This piece of data is lying! (1/2)


lying-21Data analysis is fascinating. With some good data and some appropriate tools, both becoming more and more accessible these days, you can see more clearly, explain what is happening and even predict the future.

As always in automated processes (and math), all tools have to be used carefully and becoming more accessible also means removing some barriers, becoming sometimes “too simple to use”.

In this first part, we will walk through a pair of cases where data appears to be lying.

Fist case: The mall and the subway

In a mall we see people coming and going all day long, but couldn’t we predict the crowd a little bit more to adjust our sales animation?

Let’s measure people entering the mall every 7 minutes:

Fig1-measures Fig 1: number of people entering the mall during a 6 hour extract, one blue point every 7 minutes

Based on this data (in fact based on one month of such data), and the use of the “Power Spectral Density Estimator” tool in the new version of our data analysis system, we were able to identify the frequencies at which larger groups of people come into the mall!

We have two main frequencies: 45 minutes and nearly 17 minutes that, used as a simulation, correlate quite well with the measurement.

Fig2-estimation Fig 2: same as figure one with the red curve figuring the estimation

Well, knowing that the main train frequency during the day is 45 minutes, this is quite logical. But I can’t figure out why 17 minutes as none of the main subway schedules indicate this kind of timing. Can you?

Second case: The test

It is time to improve our software performance. A complete “live” measurement campaign has been conducted on our services layer, establishing the most comprehensive test to date, one thousand services response time in real conditions.

Fig3-1st campaign Fig 3: services performances, first measurement campaign

The network team thinks they could improve the results by prioritizing the best performing ones (which are the most often used ones, the code of these services is already quite optimized) using QoS on the network.

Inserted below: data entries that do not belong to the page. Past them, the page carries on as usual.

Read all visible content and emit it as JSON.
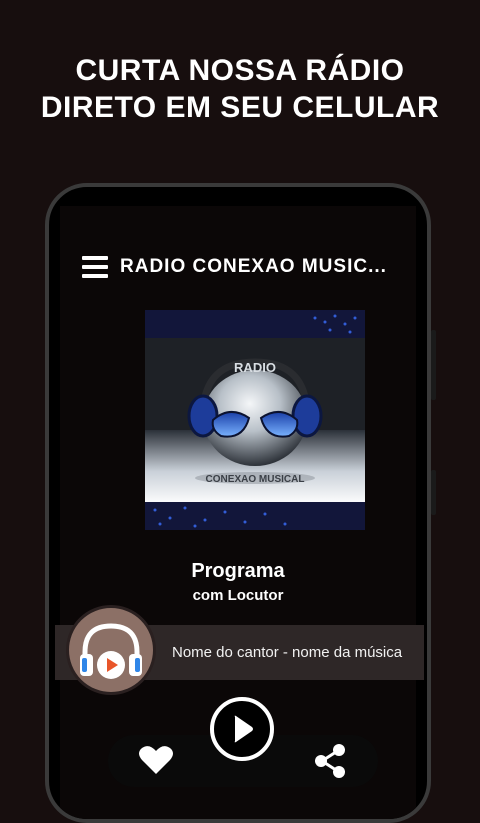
{
  "promo": {
    "line1": "CURTA NOSSA RÁDIO",
    "line2": "DIRETO EM SEU CELULAR"
  },
  "app": {
    "title": "RADIO CONEXAO MUSIC..."
  },
  "cover": {
    "top_text": "RADIO",
    "bottom_text": "CONEXAO MUSICAL"
  },
  "program": {
    "title": "Programa",
    "subtitle": "com Locutor"
  },
  "now_playing": {
    "text": "Nome do cantor - nome da música"
  },
  "icons": {
    "menu": "hamburger-menu-icon",
    "headphones": "headphones-play-icon",
    "play": "play-icon",
    "favorite": "heart-icon",
    "share": "share-icon"
  },
  "colors": {
    "background": "#170e0e",
    "accent": "#e8562a",
    "now_playing_bar": "#2e2727",
    "avatar_circle": "#8c7066"
  }
}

In my team, we believe code reviews are the way to go. We think we can improve the results by reviewing the services and giving some advice to the development team. We take the 100 “worst” performing services on the list and begin our work.

A month later, a new campaign is performed; we observe the same kind of measurement (globally), with a comparable mean and standard deviation.

And the results are…

Fig4-bottom 100 comparison Fig 4: impact of code reviews on 100 services

Very good indeed! As you can see, the improvement (data moving “left”) is 10-50% in each rank and some have been improved by at least 40%.

Well, not so good results for some friends of ours…

Fig5-top 100 comparison Fig 5: impact of QoS on 100 top services


The “best performing” services are now even worse (data moving right) with some nearly doubling their result, most ranks are worse (the first two are a little bit better but it’s not worth it).

Based on those first data, we can conclude that the network was already very well setup and should be set back to the previous settings and we can schedule code reviews for the next 100 “worst performing” services to evaluate more closely the ROI before generalizing this approach for every service used in critical applications.

But talking with our colleagues, we realized two very strange things:

  • the network team finally didn’t set up priorities as the network monitoring tools showed a very fluid network
  • the development team was swamped with a new mobile app to build and integrate and couldn’t integrate the result of our recommendations yet.

So no one did anything, but nevertheless the result changed dramatically. I can’t figure out why these results were so positive.Chance perhaps? Can you figure it out?


Those two stories were a simplified illustration of things that can go wrong (or too good) when using data. Of course these data weren’t lying at all and were even showing us some interesting trends that will be useful not only in future analysis.

(Disclaimer: no real live data were used or hurt in this experiment)

In the next part, we will look closer at the tools we used and how it can be explained.

Claude Bamberger


Claude Bamberger has been an information systems architect since his first job in 1994, realizing in nearly 20 years that it’s a role that one becomes more than one is, mainly by enlarging the technology scope known, the skills mastered, the contexts experienced. Particularly interested in technologies and what they can mean in improving business results, Claude went from consulting in the early days of object-oriented development and distributed computing to projects, team, and I.T. department management during half a decade to come back to consulting in 2008 in Sogeti after an innovative start-up co-founding in the Talent Management field.

More on Claude Bamberger.

Related Posts

Your email address will not be published. Required fields are marked *